Exercise aim
Exact reproduction of every record is required, and pictures are to be excluded.

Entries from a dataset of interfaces
==*==
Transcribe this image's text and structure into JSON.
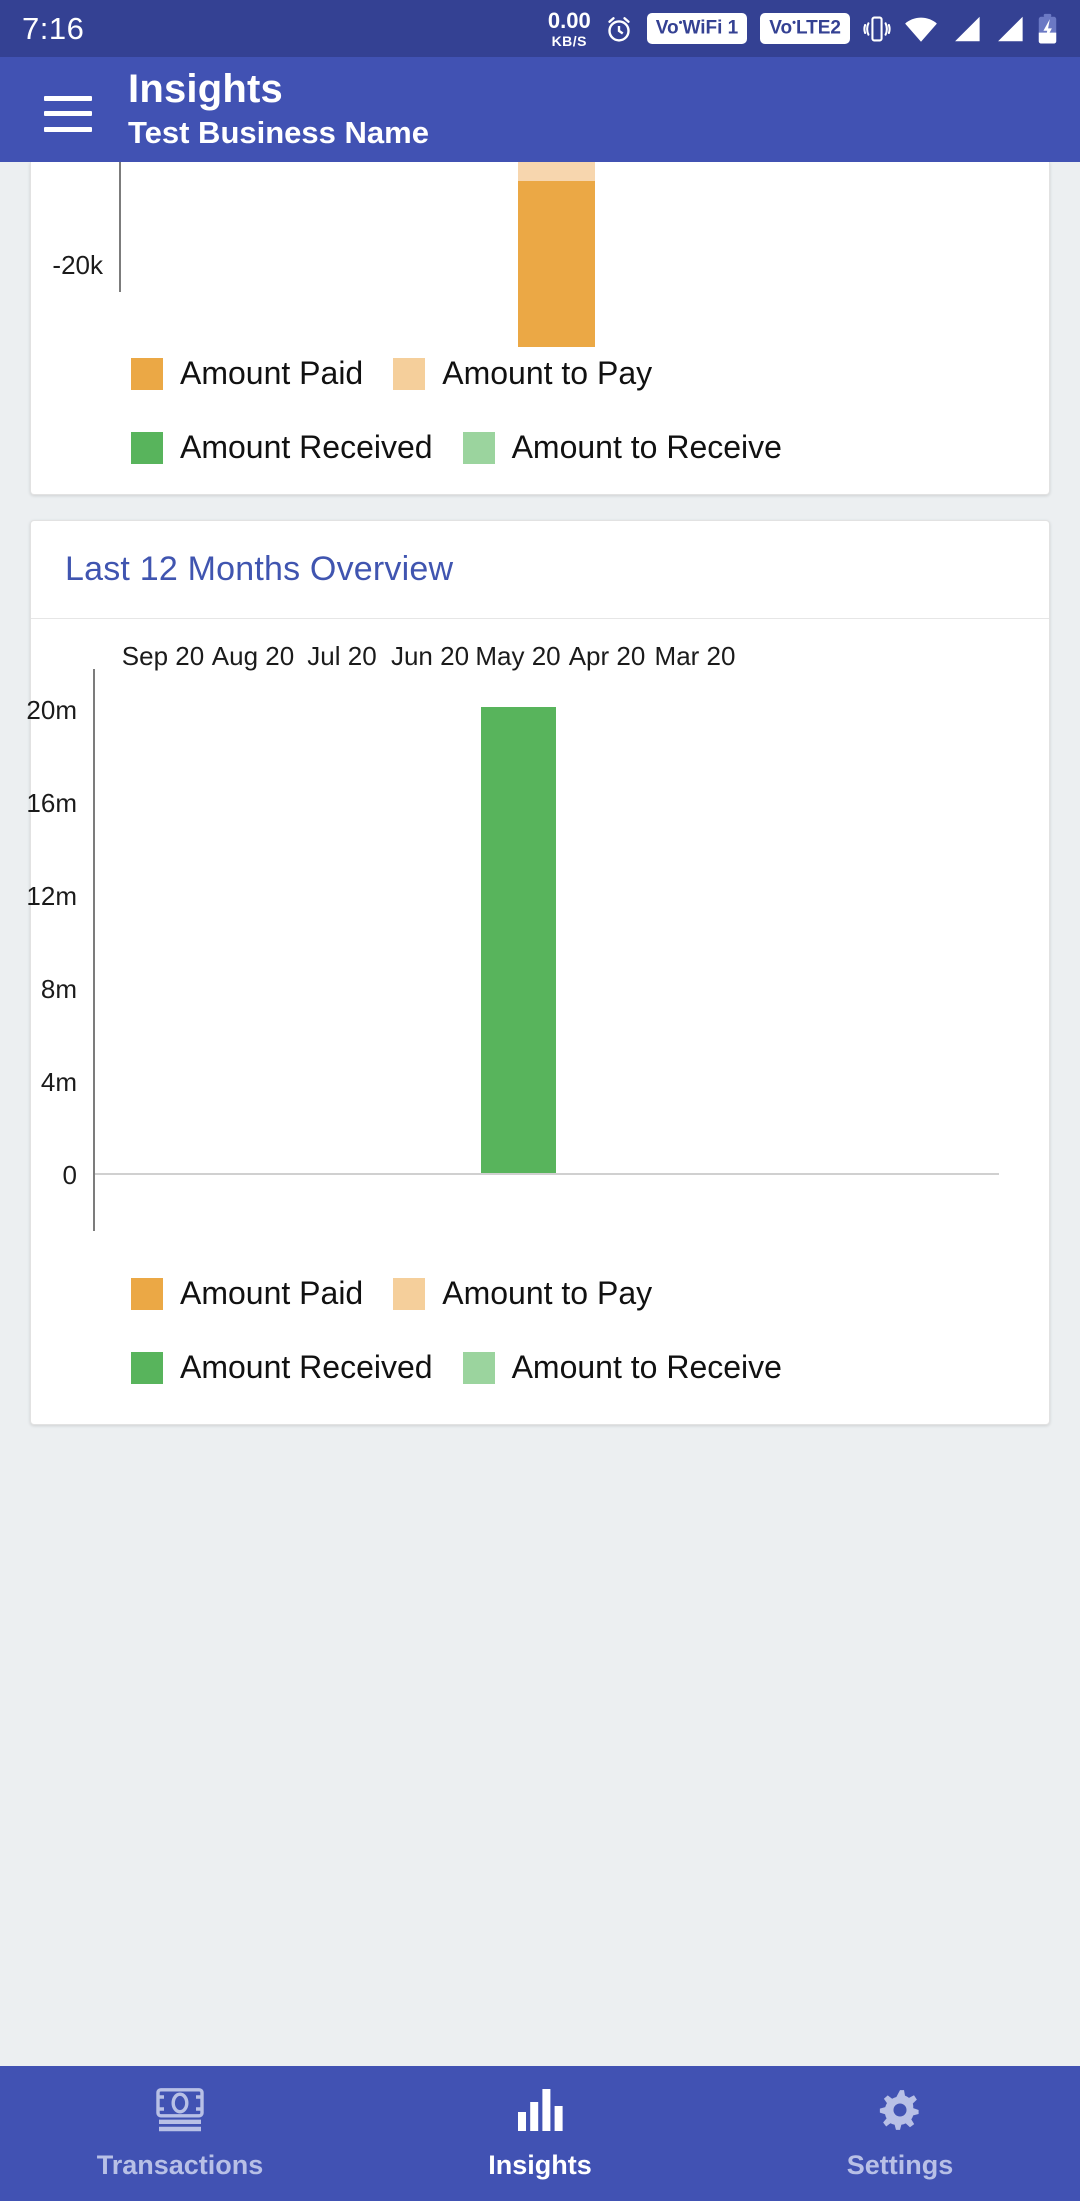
{
  "status_bar": {
    "time": "7:16",
    "network_speed_value": "0.00",
    "network_speed_unit": "KB/S",
    "alarm_icon": "alarm-clock-icon",
    "vowifi_label": "WiFi 1",
    "vowifi_prefix": "Vo",
    "volte_label": "LTE2",
    "volte_prefix": "Vo",
    "vibrate_icon": "vibrate-icon",
    "wifi_icon": "wifi-icon",
    "signal1_icon": "signal-bars-icon",
    "signal2_icon": "signal-bars-icon",
    "battery_icon": "battery-charging-icon"
  },
  "app_bar": {
    "menu_icon": "hamburger-menu-icon",
    "title": "Insights",
    "subtitle": "Test Business Name"
  },
  "legend_items": [
    {
      "label": "Amount Paid",
      "color": "#eba845"
    },
    {
      "label": "Amount to Pay",
      "color": "#f5cf9b"
    },
    {
      "label": "Amount Received",
      "color": "#58b45c"
    },
    {
      "label": "Amount to Receive",
      "color": "#9bd49e"
    }
  ],
  "card_top": {
    "ytick": "-20k"
  },
  "card_second": {
    "title": "Last 12 Months Overview"
  },
  "bottom_nav": {
    "items": [
      {
        "label": "Transactions",
        "icon": "money-note-icon",
        "active": false
      },
      {
        "label": "Insights",
        "icon": "bar-chart-icon",
        "active": true
      },
      {
        "label": "Settings",
        "icon": "gear-icon",
        "active": true
      }
    ]
  },
  "chart_data": [
    {
      "type": "bar",
      "title": "",
      "note": "Top card is scrolled off-screen; only the lower portion of the plot, the -20k y-tick and one orange stacked bar are visible.",
      "categories": [
        "(visible bar)"
      ],
      "series": [
        {
          "name": "Amount Paid",
          "color": "#eba845",
          "values": [
            -20000
          ]
        },
        {
          "name": "Amount to Pay",
          "color": "#f5cf9b",
          "values": [
            -2000
          ]
        }
      ],
      "yticks_visible": [
        "-20k"
      ],
      "xlabel": "",
      "ylabel": "",
      "grid": false,
      "legend_position": "bottom"
    },
    {
      "type": "bar",
      "title": "Last 12 Months Overview",
      "categories": [
        "Sep 20",
        "Aug 20",
        "Jul 20",
        "Jun 20",
        "May 20",
        "Apr 20",
        "Mar 20"
      ],
      "series": [
        {
          "name": "Amount Paid",
          "color": "#eba845",
          "values": [
            0,
            0,
            0,
            0,
            0,
            0,
            0
          ]
        },
        {
          "name": "Amount to Pay",
          "color": "#f5cf9b",
          "values": [
            0,
            0,
            0,
            0,
            0,
            0,
            0
          ]
        },
        {
          "name": "Amount Received",
          "color": "#58b45c",
          "values": [
            0,
            0,
            0,
            0,
            20000000,
            0,
            0
          ]
        },
        {
          "name": "Amount to Receive",
          "color": "#9bd49e",
          "values": [
            0,
            0,
            0,
            0,
            0,
            0,
            0
          ]
        }
      ],
      "yticks": [
        "0",
        "4m",
        "8m",
        "12m",
        "16m",
        "20m"
      ],
      "ylim": [
        0,
        20000000
      ],
      "xlabel": "",
      "ylabel": "",
      "grid": false,
      "legend_position": "bottom"
    }
  ]
}
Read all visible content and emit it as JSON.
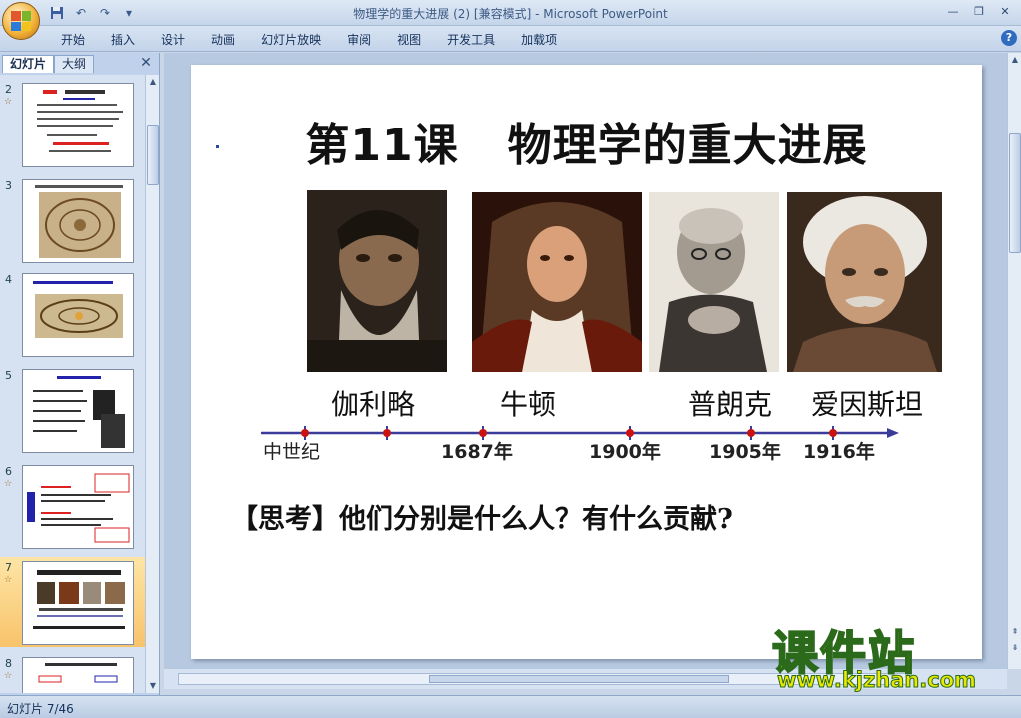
{
  "window": {
    "title": "物理学的重大进展 (2) [兼容模式] - Microsoft PowerPoint"
  },
  "ribbon": {
    "tabs": [
      "开始",
      "插入",
      "设计",
      "动画",
      "幻灯片放映",
      "审阅",
      "视图",
      "开发工具",
      "加载项"
    ]
  },
  "left_pane": {
    "tabs": [
      "幻灯片",
      "大纲"
    ],
    "slides": [
      {
        "number": "2"
      },
      {
        "number": "3"
      },
      {
        "number": "4"
      },
      {
        "number": "5"
      },
      {
        "number": "6"
      },
      {
        "number": "7"
      },
      {
        "number": "8"
      }
    ],
    "selected_slide": "7"
  },
  "slide": {
    "title": "第11课   物理学的重大进展",
    "scientists": [
      {
        "name": "伽利略"
      },
      {
        "name": "牛顿"
      },
      {
        "name": "普朗克"
      },
      {
        "name": "爱因斯坦"
      }
    ],
    "timeline": [
      "中世纪",
      "1687年",
      "1900年",
      "1905年",
      "1916年"
    ],
    "question": "【思考】他们分别是什么人？有什么贡献?"
  },
  "status": {
    "slide_counter": "幻灯片 7/46"
  },
  "watermark": {
    "brand": "课件站",
    "url": "www.kjzhan.com"
  },
  "colors": {
    "timeline_line": "#3b3b9a",
    "timeline_dot": "#cc1111",
    "watermark_fill": "#e8e800"
  }
}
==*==
Task result
Transcribe this image's text and structure into JSON.
{
  "status_bar": {
    "time": "7:16",
    "network_speed_value": "0.00",
    "network_speed_unit": "KB/S",
    "alarm_icon": "alarm-clock-icon",
    "vowifi_label": "WiFi 1",
    "vowifi_prefix": "Vo",
    "volte_label": "LTE2",
    "volte_prefix": "Vo",
    "vibrate_icon": "vibrate-icon",
    "wifi_icon": "wifi-icon",
    "signal1_icon": "signal-bars-icon",
    "signal2_icon": "signal-bars-icon",
    "battery_icon": "battery-charging-icon"
  },
  "app_bar": {
    "menu_icon": "hamburger-menu-icon",
    "title": "Insights",
    "subtitle": "Test Business Name"
  },
  "legend_items": [
    {
      "label": "Amount Paid",
      "color": "#eba845"
    },
    {
      "label": "Amount to Pay",
      "color": "#f5cf9b"
    },
    {
      "label": "Amount Received",
      "color": "#58b45c"
    },
    {
      "label": "Amount to Receive",
      "color": "#9bd49e"
    }
  ],
  "card_top": {
    "ytick": "-20k"
  },
  "card_second": {
    "title": "Last 12 Months Overview"
  },
  "bottom_nav": {
    "items": [
      {
        "label": "Transactions",
        "icon": "money-note-icon",
        "active": false
      },
      {
        "label": "Insights",
        "icon": "bar-chart-icon",
        "active": true
      },
      {
        "label": "Settings",
        "icon": "gear-icon",
        "active": true
      }
    ]
  },
  "chart_data": [
    {
      "type": "bar",
      "title": "",
      "note": "Top card is scrolled off-screen; only the lower portion of the plot, the -20k y-tick and one orange stacked bar are visible.",
      "categories": [
        "(visible bar)"
      ],
      "series": [
        {
          "name": "Amount Paid",
          "color": "#eba845",
          "values": [
            -20000
          ]
        },
        {
          "name": "Amount to Pay",
          "color": "#f5cf9b",
          "values": [
            -2000
          ]
        }
      ],
      "yticks_visible": [
        "-20k"
      ],
      "xlabel": "",
      "ylabel": "",
      "grid": false,
      "legend_position": "bottom"
    },
    {
      "type": "bar",
      "title": "Last 12 Months Overview",
      "categories": [
        "Sep 20",
        "Aug 20",
        "Jul 20",
        "Jun 20",
        "May 20",
        "Apr 20",
        "Mar 20"
      ],
      "series": [
        {
          "name": "Amount Paid",
          "color": "#eba845",
          "values": [
            0,
            0,
            0,
            0,
            0,
            0,
            0
          ]
        },
        {
          "name": "Amount to Pay",
          "color": "#f5cf9b",
          "values": [
            0,
            0,
            0,
            0,
            0,
            0,
            0
          ]
        },
        {
          "name": "Amount Received",
          "color": "#58b45c",
          "values": [
            0,
            0,
            0,
            0,
            20000000,
            0,
            0
          ]
        },
        {
          "name": "Amount to Receive",
          "color": "#9bd49e",
          "values": [
            0,
            0,
            0,
            0,
            0,
            0,
            0
          ]
        }
      ],
      "yticks": [
        "0",
        "4m",
        "8m",
        "12m",
        "16m",
        "20m"
      ],
      "ylim": [
        0,
        20000000
      ],
      "xlabel": "",
      "ylabel": "",
      "grid": false,
      "legend_position": "bottom"
    }
  ]
}
Read all visible content and emit it as JSON.
{
  "window": {
    "title": "物理学的重大进展 (2) [兼容模式] - Microsoft PowerPoint"
  },
  "ribbon": {
    "tabs": [
      "开始",
      "插入",
      "设计",
      "动画",
      "幻灯片放映",
      "审阅",
      "视图",
      "开发工具",
      "加载项"
    ]
  },
  "left_pane": {
    "tabs": [
      "幻灯片",
      "大纲"
    ],
    "slides": [
      {
        "number": "2"
      },
      {
        "number": "3"
      },
      {
        "number": "4"
      },
      {
        "number": "5"
      },
      {
        "number": "6"
      },
      {
        "number": "7"
      },
      {
        "number": "8"
      }
    ],
    "selected_slide": "7"
  },
  "slide": {
    "title": "第11课   物理学的重大进展",
    "scientists": [
      {
        "name": "伽利略"
      },
      {
        "name": "牛顿"
      },
      {
        "name": "普朗克"
      },
      {
        "name": "爱因斯坦"
      }
    ],
    "timeline": [
      "中世纪",
      "1687年",
      "1900年",
      "1905年",
      "1916年"
    ],
    "question": "【思考】他们分别是什么人？有什么贡献?"
  },
  "status": {
    "slide_counter": "幻灯片 7/46"
  },
  "watermark": {
    "brand": "课件站",
    "url": "www.kjzhan.com"
  },
  "colors": {
    "timeline_line": "#3b3b9a",
    "timeline_dot": "#cc1111",
    "watermark_fill": "#e8e800"
  }
}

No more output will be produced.